Residential REITs

Residential REITs are typically focused on residential real estate. Apartment complexes or single-family rental properties are examples of this. This can be narrowed even further; for example, some REITs specialize primarily in student housing or specific neighborhoods.

Diversified REITs

REITs can be diversified, unlike the very particular REITs discussed in the previous types. A REIT must own a mix of two or more types of properties to fall into this category. This could be a mix of shopping centers and office buildings, for example.


REIT dividends are subject to a different withholding tax than ordinary share distributions, and are frequently taxed more harshly. Before investing in a REIT, you should review the REIT’s investor relations page or speak with a local tax professional. The applicable tax will be determined by the type of distribution and the investor’s tax residency.

What are the risks and rewards of investing in REITs?

Investing in real estate investment trusts (REITs) can be profitable, but it is not without risk. DEGIRO is up forward and honest about the dangers that come with investing. The investor relations website of a REIT normally contains information on the REIT’s investment portfolio. Before investing in a REIT, it is a good idea to read the investor relations page. The maximum loss when investing in a REIT is equal to the total amount invested.

Regular income distributions and a potential price increase are two ways an investor might profit from a REIT investment. Dividends, rather than price appreciation, account for the majority of REIT returns. Capital appreciation is generally low because most income is transferred to shareholders. This, however, is not assured.

This material is not intended to be used as investment advice, and it does not make any recommendations. Investing entails taking risks. Your deposit may be lost (in whole or in part). We recommend that you only invest in financial products that are appropriate for your level of knowledge and experience.

How often do REITs fail?

Historically, buying REITs following a market crisis has always been a smart move, and we have little doubt that this time will be no different. REITs, on the other hand, aren’t “ideal investments.” In truth, there are numerous ways for a REIT investor to lose money. Over the last 20 years, REITs have returned 15% a year, according to NAREIT.

Are REIT dividends taxed as ordinary income?

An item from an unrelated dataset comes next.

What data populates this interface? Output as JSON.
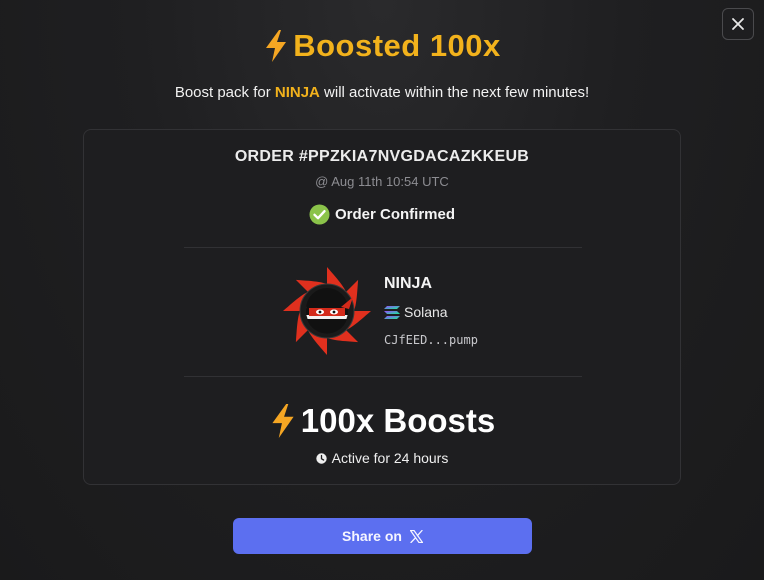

Dividend payments are assigned to ordinary income, capital gains, and return of capital for tax reasons for REITs, each of which may be taxed at a different rate. Early in the year, all public firms, including REITs, must furnish shareholders with information indicating how the prior year’s dividends should be allocated for tax purposes. The Industry Data section contains a historical record of the allocation of REIT distributions between regular income, return of capital, and capital gains.

The majority of REIT dividends are taxed as ordinary income up to a maximum rate of 37% (returning to 39.6% in 2026), plus a 3.8 percent surtax on investment income. Through December 31, 2025, taxpayers can deduct 20% of their combined qualifying business income, which includes Qualified REIT Dividends. When the 20% deduction is taken into account, the highest effective tax rate on Qualified REIT Dividends is normally 29.6%.

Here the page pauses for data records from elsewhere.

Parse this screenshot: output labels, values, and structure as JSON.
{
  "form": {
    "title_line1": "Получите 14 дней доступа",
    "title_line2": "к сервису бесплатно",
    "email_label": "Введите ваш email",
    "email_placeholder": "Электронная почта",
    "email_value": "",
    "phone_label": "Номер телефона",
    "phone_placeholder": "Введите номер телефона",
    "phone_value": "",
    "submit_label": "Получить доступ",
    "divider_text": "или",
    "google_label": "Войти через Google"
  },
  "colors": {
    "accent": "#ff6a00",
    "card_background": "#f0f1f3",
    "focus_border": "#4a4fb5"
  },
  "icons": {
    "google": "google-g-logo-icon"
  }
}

REIT dividends, on the other hand, will be taxed at a lower rate in the following situations:

  • When a REIT makes a capital gains distribution (tax rate of up to 20% plus a 3.8 percent surtax) or a return of capital dividend (tax rate of up to 20% plus a 3.8 percent surtax);
  • When a REIT distributes dividends received from a taxable REIT subsidiary or other corporation (20% maximum tax rate plus 3.8 percent surtax); and when a REIT distributes dividends received from a taxable REIT subsidiary or other corporation (20% maximum tax rate plus 3.8 percent surtax); and when a REIT distributes dividends received from
  • When allowed, a REIT pays corporation taxes and keeps the profits (20 percent maximum tax rate, plus the 3.8 percent surtax).

Furthermore, the maximum capital gains rate of 20% (plus the 3.8 percent surtax) applies to the sale of REIT stock in general.

The withholding tax rate on REIT ordinary dividends paid to non-US investors is depicted in this graph.